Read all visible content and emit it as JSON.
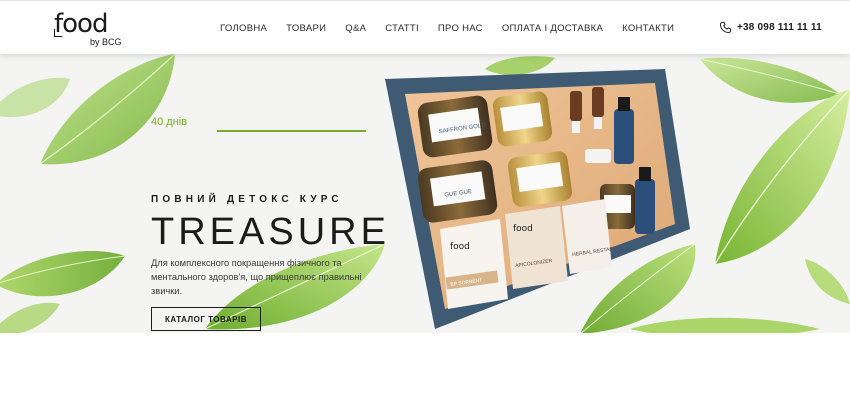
{
  "brand": {
    "logo_word": "food",
    "logo_sub": "by BCG"
  },
  "nav": {
    "items": [
      {
        "label": "ГОЛОВНА"
      },
      {
        "label": "ТОВАРИ"
      },
      {
        "label": "Q&A"
      },
      {
        "label": "СТАТТІ"
      },
      {
        "label": "ПРО НАС"
      },
      {
        "label": "ОПЛАТА І ДОСТАВКА"
      },
      {
        "label": "КОНТАКТИ"
      }
    ]
  },
  "contact": {
    "phone": "+38 098 111 11 11",
    "icon": "phone-icon"
  },
  "hero": {
    "days": "40 днів",
    "course": "ПОВНИЙ ДЕТОКС КУРС",
    "title": "TREASURE",
    "description": "Для комплексного покращення фізичного та ментального здоров'я, що прищеплює правильні звички.",
    "button": "КАТАЛОГ ТОВАРІВ"
  },
  "product_labels": {
    "jar1": "SAFFRON GOLD",
    "jar3": "GUE GUE",
    "bag1": "BP SORBENT",
    "bag2": "APICOLONIZER",
    "bag3": "HERBAL RESTART",
    "bag_brand": "food"
  },
  "colors": {
    "accent_green": "#7aab2a",
    "text_dark": "#1b1b1b",
    "box_blue": "#3f5b73",
    "box_kraft": "#e9b98a"
  }
}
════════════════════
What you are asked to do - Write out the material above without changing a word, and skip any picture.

Solution to this problem -
Read all visible content and emit it as JSON.
{
  "brand": {
    "logo_word": "food",
    "logo_sub": "by BCG"
  },
  "nav": {
    "items": [
      {
        "label": "ГОЛОВНА"
      },
      {
        "label": "ТОВАРИ"
      },
      {
        "label": "Q&A"
      },
      {
        "label": "СТАТТІ"
      },
      {
        "label": "ПРО НАС"
      },
      {
        "label": "ОПЛАТА І ДОСТАВКА"
      },
      {
        "label": "КОНТАКТИ"
      }
    ]
  },
  "contact": {
    "phone": "+38 098 111 11 11",
    "icon": "phone-icon"
  },
  "hero": {
    "days": "40 днів",
    "course": "ПОВНИЙ ДЕТОКС КУРС",
    "title": "TREASURE",
    "description": "Для комплексного покращення фізичного та ментального здоров'я, що прищеплює правильні звички.",
    "button": "КАТАЛОГ ТОВАРІВ"
  },
  "product_labels": {
    "jar1": "SAFFRON GOLD",
    "jar3": "GUE GUE",
    "bag1": "BP SORBENT",
    "bag2": "APICOLONIZER",
    "bag3": "HERBAL RESTART",
    "bag_brand": "food"
  },
  "colors": {
    "accent_green": "#7aab2a",
    "text_dark": "#1b1b1b",
    "box_blue": "#3f5b73",
    "box_kraft": "#e9b98a"
  }
}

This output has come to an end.